Like the country as a whole, the 1930's were the most challenging years Hardwick ever experienced. The times demanded, "thinking outside of the box" and Hardwick Mills and the community of Cleveland responded. In the early years of the Depression much of the sewing was done in the homes of workers as Hardwick converted to more of a "cottage" business. Throughout Bradley County, Hardwick trucks were seen delivering fabric to homes and transporting finished products back to the factory. Despite the odds Hardwick Mills continued to grow during these bad times for our nation. After the passage of New Deal laws regulating working hours, production moved back into the factory.

The Mill Truck

Sewing Department

The War and Post War Years

WWII saw Hardwick Mills become a supplier to the war effort by manufacturing uniforms for the military. The post war years brought more change as the demand for wool lessened with the introduction of synthetics to the consumer market. In the early 50's Hardwick Mills sold it's woolen operations and focused solely on the men's tailored clothing market. To reflect these changes Hardwick Mills became Hardwick Clothes, Inc.. Long a "private label" maker to retailers, Hardwick Clothes became more known to the consumer through advertising.

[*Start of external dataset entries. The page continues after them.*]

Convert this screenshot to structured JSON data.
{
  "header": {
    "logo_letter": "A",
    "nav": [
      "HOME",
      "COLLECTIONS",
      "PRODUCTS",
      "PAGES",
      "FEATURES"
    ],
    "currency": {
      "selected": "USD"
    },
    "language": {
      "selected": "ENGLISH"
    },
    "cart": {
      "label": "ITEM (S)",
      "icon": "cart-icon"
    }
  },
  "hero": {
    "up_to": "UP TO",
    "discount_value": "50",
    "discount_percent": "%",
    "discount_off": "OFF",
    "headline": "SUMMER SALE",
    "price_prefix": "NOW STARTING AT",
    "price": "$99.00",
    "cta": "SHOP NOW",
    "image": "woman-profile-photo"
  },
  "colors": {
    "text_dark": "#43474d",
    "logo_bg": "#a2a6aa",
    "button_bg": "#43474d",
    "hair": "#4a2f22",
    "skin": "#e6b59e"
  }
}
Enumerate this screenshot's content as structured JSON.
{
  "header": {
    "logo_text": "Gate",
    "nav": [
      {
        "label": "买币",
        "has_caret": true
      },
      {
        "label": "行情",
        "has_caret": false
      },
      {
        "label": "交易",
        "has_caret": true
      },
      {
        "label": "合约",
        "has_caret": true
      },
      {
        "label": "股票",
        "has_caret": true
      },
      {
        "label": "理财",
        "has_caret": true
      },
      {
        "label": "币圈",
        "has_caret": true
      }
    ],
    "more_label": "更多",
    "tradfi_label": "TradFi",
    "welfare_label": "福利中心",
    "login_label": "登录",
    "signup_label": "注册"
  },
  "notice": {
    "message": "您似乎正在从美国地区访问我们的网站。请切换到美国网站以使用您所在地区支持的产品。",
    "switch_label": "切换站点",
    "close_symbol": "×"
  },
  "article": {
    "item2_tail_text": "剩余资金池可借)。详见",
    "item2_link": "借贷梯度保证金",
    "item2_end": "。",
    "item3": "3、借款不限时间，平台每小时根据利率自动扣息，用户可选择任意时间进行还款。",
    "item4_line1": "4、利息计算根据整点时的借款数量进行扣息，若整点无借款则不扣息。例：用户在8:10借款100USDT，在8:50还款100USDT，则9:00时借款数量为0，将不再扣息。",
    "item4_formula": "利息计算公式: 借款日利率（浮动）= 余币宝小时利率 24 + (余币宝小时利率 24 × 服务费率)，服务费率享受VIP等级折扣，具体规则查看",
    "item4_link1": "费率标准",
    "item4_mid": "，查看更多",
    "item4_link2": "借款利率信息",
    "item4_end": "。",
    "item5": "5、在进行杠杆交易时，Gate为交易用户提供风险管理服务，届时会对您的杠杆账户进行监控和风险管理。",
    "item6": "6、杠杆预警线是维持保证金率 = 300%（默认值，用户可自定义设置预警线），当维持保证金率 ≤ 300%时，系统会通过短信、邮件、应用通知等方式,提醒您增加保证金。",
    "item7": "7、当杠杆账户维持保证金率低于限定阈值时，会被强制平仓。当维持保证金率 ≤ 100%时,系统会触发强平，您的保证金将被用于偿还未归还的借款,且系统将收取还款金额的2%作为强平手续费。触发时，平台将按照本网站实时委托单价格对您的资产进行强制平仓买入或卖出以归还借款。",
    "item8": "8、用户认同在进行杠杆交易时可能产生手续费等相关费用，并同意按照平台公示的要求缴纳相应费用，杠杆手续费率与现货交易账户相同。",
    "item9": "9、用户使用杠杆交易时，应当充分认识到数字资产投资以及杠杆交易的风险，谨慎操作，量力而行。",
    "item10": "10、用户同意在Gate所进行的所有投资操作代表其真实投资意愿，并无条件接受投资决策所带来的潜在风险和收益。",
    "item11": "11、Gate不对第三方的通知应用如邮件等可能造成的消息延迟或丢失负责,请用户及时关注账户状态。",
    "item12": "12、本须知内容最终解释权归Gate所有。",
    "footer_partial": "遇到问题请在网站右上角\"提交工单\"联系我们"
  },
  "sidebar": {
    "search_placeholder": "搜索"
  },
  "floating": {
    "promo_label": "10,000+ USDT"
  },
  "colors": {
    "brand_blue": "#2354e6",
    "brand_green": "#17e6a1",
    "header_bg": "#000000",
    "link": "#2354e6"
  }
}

Also, Hardwick became a leader in the marketing of blazers, boasting one of the largest in-stock blazer programs in the industry.

The Past Fifty Years

As the 60's moved into the 70's Hardwick Clothes made an investment into the future by leaving the old factory on Church Street and moving to a modern 175,000 sq. foot manufacturing plant on the outskirts of Cleveland. The move enabled the clothing firm to modernize equipment and warehouse facilities and to stay competitive against an increasing supply of cheap offshore clothing. By the 21st Century Hardwick had expanded it's base of specialty store retailers with catalog and department store accounts, and taking advantage of domestic production increased contract manufacturing with entities as diverse as the U. S. Military and Major League Baseball umpires. By the time of the 125th anniversary of Hardwick Clothes the 5th generation ownership had unveiled a new motto:

"We've survived 2 world wars, a stock market crash & disco, Believe us, we're not going anywhere". 

by Fletcher Hill